Brian Wilson has more than a few things in common with George Gershwin. Both led wildly successful musical partnerships with their brothers. Both combined pop-song punch with harmonic sophistication worthy of the European classical tradition. Both blazed early then flamed out: Gershwin died of a brain tumor at age 38; drugs and mental illness sent Wilson into seclusion in the late 1960s. And, oh, yeah, both are certifiable geniuses, two of the greatest masters of melody that popular music has known.

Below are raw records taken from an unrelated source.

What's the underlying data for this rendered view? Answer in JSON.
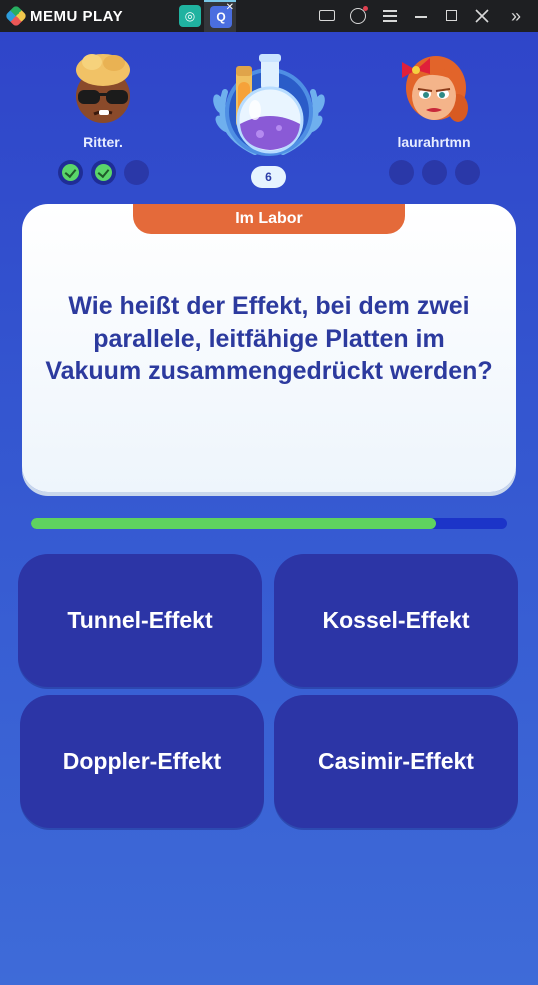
{
  "titlebar": {
    "app_name": "MEMU PLAY",
    "tabs": [
      {
        "icon": "app-tab-icon",
        "glyph": "◎"
      },
      {
        "icon": "quiz-app-tab-icon",
        "glyph": "Q",
        "close": "✕"
      }
    ],
    "controls": {
      "more": "»"
    }
  },
  "players": {
    "left": {
      "name": "Ritter.",
      "results": [
        "correct",
        "correct",
        "pending"
      ]
    },
    "right": {
      "name": "laurahrtmn",
      "results": [
        "pending",
        "pending",
        "pending"
      ]
    }
  },
  "round": "6",
  "question": {
    "category": "Im Labor",
    "text": "Wie heißt der Effekt, bei dem zwei parallele, leitfähige Platten im Vakuum zusammengedrückt werden?"
  },
  "timer": {
    "remaining_fraction": 0.85
  },
  "answers": [
    "Tunnel-Effekt",
    "Kossel-Effekt",
    "Doppler-Effekt",
    "Casimir-Effekt"
  ],
  "colors": {
    "background": "#3456d0",
    "card": "#ffffff",
    "category": "#e46a3a",
    "answer_button": "#2c35a6",
    "timer_fill": "#5fd35f",
    "question_text": "#2c3a9e"
  }
}
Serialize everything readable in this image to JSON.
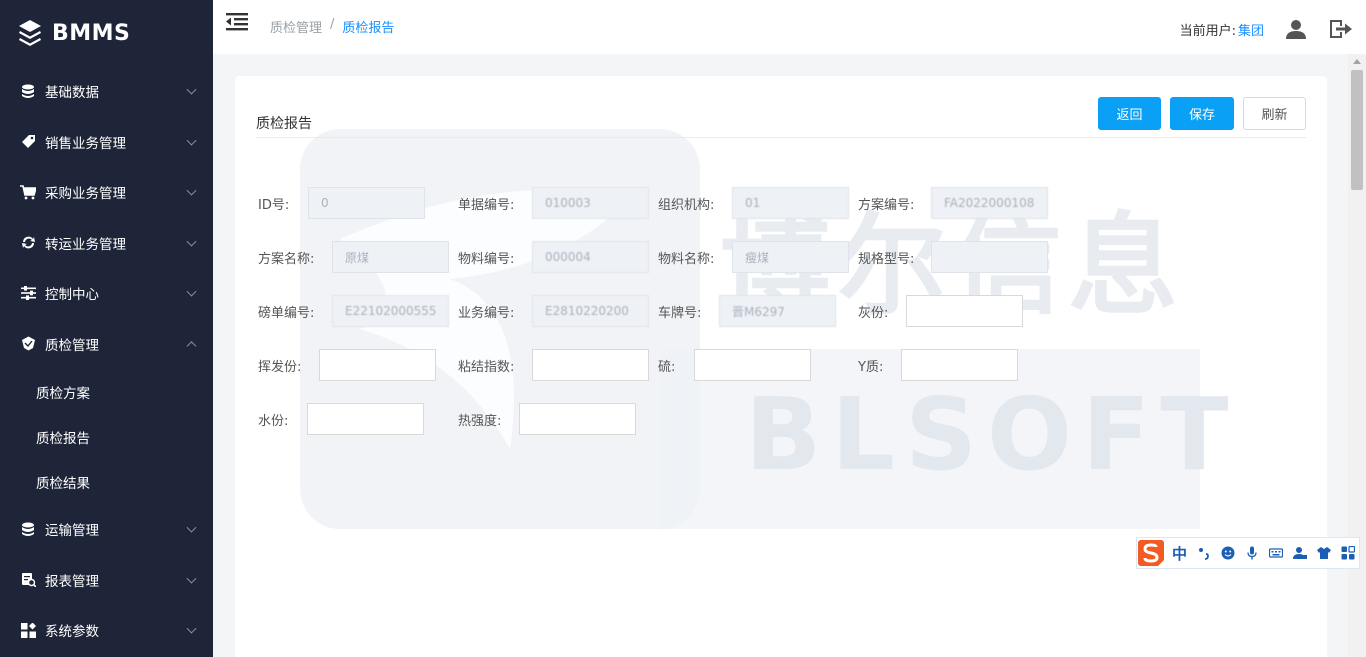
{
  "brand": {
    "name": "BMMS"
  },
  "sidebar": {
    "items": [
      {
        "label": "基础数据",
        "icon": "database-icon"
      },
      {
        "label": "销售业务管理",
        "icon": "tag-icon"
      },
      {
        "label": "采购业务管理",
        "icon": "cart-icon"
      },
      {
        "label": "转运业务管理",
        "icon": "transfer-icon"
      },
      {
        "label": "控制中心",
        "icon": "sliders-icon"
      },
      {
        "label": "质检管理",
        "icon": "inspection-icon",
        "expanded": true,
        "children": [
          "质检方案",
          "质检报告",
          "质检结果"
        ]
      },
      {
        "label": "运输管理",
        "icon": "database-icon"
      },
      {
        "label": "报表管理",
        "icon": "report-icon"
      },
      {
        "label": "系统参数",
        "icon": "grid-icon"
      }
    ]
  },
  "breadcrumb": {
    "parent": "质检管理",
    "separator": "/",
    "current": "质检报告"
  },
  "header": {
    "user_label": "当前用户:",
    "user_name": "集团"
  },
  "card": {
    "title": "质检报告",
    "buttons": {
      "back": "返回",
      "save": "保存",
      "refresh": "刷新"
    }
  },
  "form": {
    "id": {
      "label": "ID号:",
      "value": "0"
    },
    "doc_no": {
      "label": "单据编号:",
      "value": "010003"
    },
    "org": {
      "label": "组织机构:",
      "value": "01"
    },
    "scheme_no": {
      "label": "方案编号:",
      "value": "FA2022000108"
    },
    "scheme_name": {
      "label": "方案名称:",
      "value": "原煤"
    },
    "material_no": {
      "label": "物料编号:",
      "value": "000004"
    },
    "material_name": {
      "label": "物料名称:",
      "value": "瘦煤"
    },
    "spec": {
      "label": "规格型号:",
      "value": ""
    },
    "weigh_no": {
      "label": "磅单编号:",
      "value": "E22102000555"
    },
    "business_no": {
      "label": "业务编号:",
      "value": "E2810220200"
    },
    "plate": {
      "label": "车牌号:",
      "value": "晋M6297"
    },
    "ash": {
      "label": "灰份:",
      "value": ""
    },
    "volatile": {
      "label": "挥发份:",
      "value": ""
    },
    "caking": {
      "label": "粘结指数:",
      "value": ""
    },
    "sulfur": {
      "label": "硫:",
      "value": ""
    },
    "y": {
      "label": "Y质:",
      "value": ""
    },
    "moisture": {
      "label": "水份:",
      "value": ""
    },
    "thermal": {
      "label": "热强度:",
      "value": ""
    }
  },
  "watermark": {
    "text_cn": "博尔信息",
    "text_en": "BLSOFT"
  },
  "ime": {
    "mode": "中"
  },
  "colors": {
    "sidebar": "#1e2538",
    "accent": "#0aa0f6",
    "link": "#1890ff"
  }
}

In recent years, rockers of a certain age have struck commercial pay dirt by serving up embarrassingly stiff big-band versions of popular standards. (We're looking at you, Rod Stewart.) Wilson's project is more cavalier — and far more successful. He turns "Summertime" into a doo-wop ballad, tricks out "They Can't Take That Away From Me" with brass and lush harmonies, and teleports "Someone to Watch Over Me" from Broadway to sun-splashed California. The result is Porgy and Bess-meets-Pet Sounds: lovely, weird, subtly psychedelic symphonic lounge music. By the time the album ends with a gorgeous, string-laden rendition of the main theme from "Rhapsody in Blue," you can't help but ask: Is Brian Wilson the baby-boomer George Gershwin? Or was Gershwin the first Beach Boy?